--- What is being asked ---
Your task is to copy each line of the material that includes "Standard".
- - -
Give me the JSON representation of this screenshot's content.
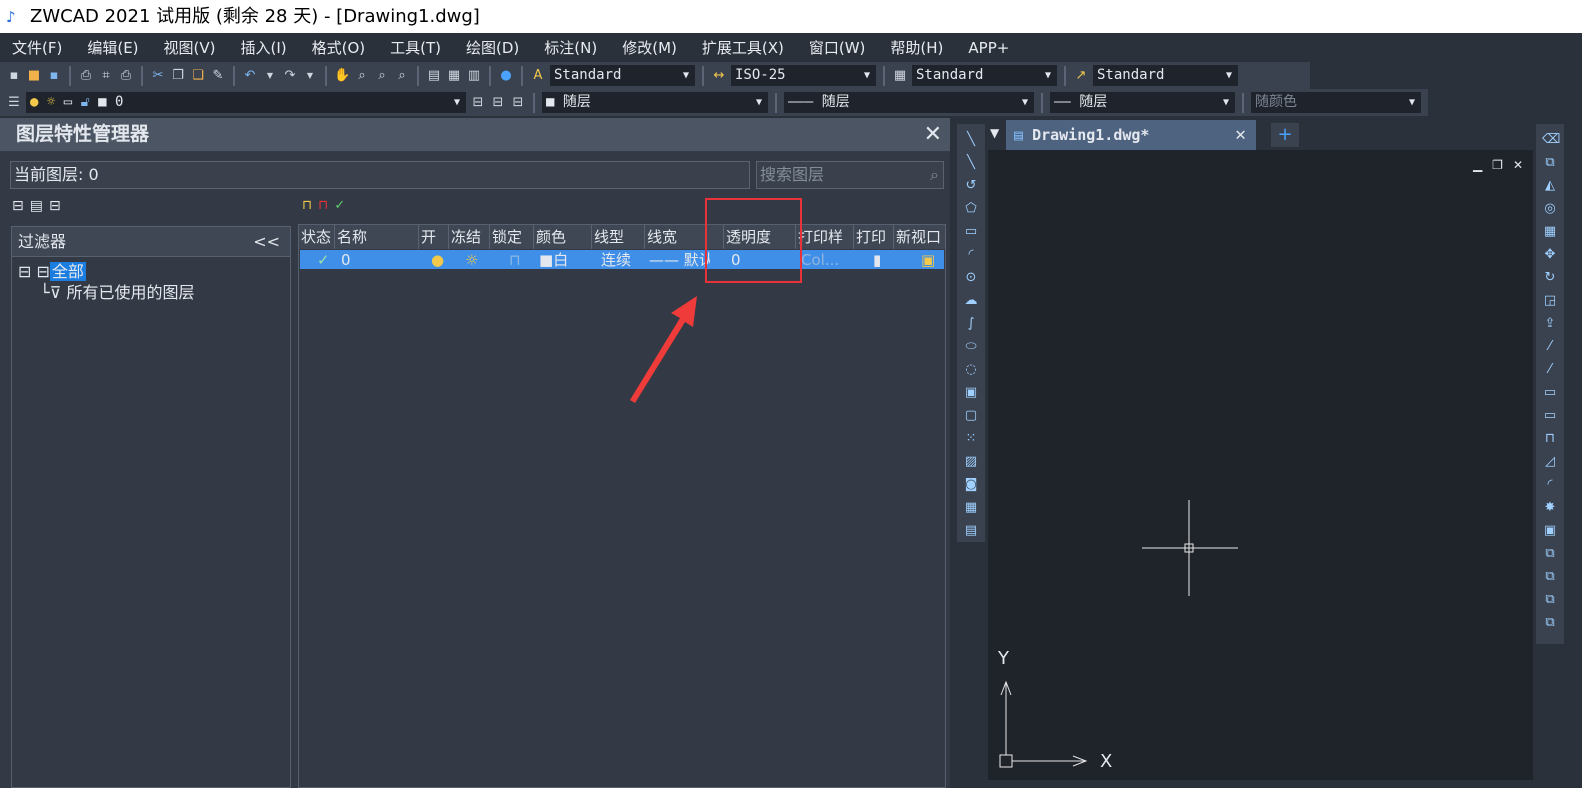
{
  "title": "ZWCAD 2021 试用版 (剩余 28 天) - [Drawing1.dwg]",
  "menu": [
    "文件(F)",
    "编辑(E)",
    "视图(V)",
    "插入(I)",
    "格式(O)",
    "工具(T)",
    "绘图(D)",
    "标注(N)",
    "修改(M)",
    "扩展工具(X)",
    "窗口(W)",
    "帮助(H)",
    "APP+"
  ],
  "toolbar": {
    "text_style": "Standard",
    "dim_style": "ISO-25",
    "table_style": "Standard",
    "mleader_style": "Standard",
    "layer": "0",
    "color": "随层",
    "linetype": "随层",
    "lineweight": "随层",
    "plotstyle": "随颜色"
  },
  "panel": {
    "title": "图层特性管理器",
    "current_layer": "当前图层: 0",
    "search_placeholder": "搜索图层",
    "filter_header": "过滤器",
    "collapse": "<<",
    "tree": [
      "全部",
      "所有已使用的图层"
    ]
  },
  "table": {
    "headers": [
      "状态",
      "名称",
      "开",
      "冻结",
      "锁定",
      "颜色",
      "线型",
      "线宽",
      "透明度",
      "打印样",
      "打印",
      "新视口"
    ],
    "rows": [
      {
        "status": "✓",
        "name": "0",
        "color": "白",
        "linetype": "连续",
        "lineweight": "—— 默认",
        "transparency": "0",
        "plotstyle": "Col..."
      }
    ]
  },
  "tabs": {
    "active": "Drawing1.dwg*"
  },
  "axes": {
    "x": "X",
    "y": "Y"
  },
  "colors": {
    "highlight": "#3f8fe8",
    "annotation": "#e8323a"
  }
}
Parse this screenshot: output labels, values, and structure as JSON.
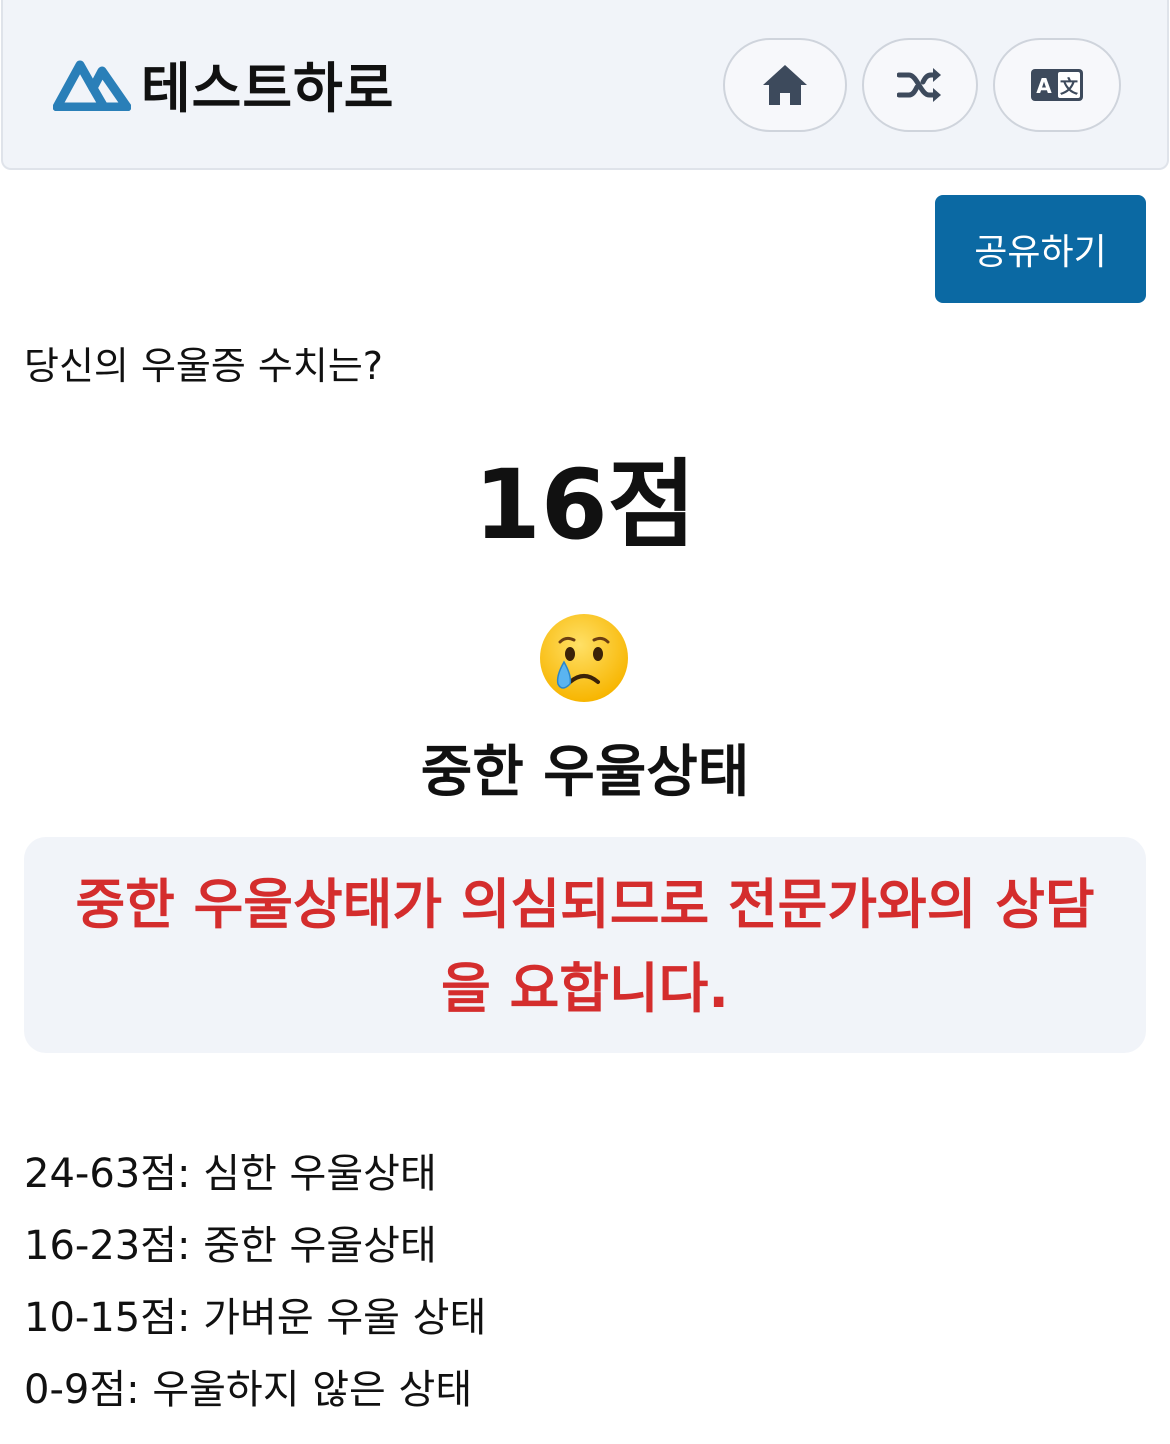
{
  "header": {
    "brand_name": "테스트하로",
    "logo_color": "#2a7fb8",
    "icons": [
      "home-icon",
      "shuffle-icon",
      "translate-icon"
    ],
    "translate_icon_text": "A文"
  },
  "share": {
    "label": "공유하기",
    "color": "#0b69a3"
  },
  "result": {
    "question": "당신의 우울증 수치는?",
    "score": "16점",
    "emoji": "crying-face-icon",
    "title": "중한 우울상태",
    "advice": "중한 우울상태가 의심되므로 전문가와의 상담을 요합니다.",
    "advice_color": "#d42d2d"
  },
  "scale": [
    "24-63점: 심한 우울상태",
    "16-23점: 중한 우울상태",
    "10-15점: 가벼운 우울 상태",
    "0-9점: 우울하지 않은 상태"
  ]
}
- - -
--- Worked solution ---
    "text_style": "Standard",
    "table_style": "Standard",
    "mleader_style": "Standard",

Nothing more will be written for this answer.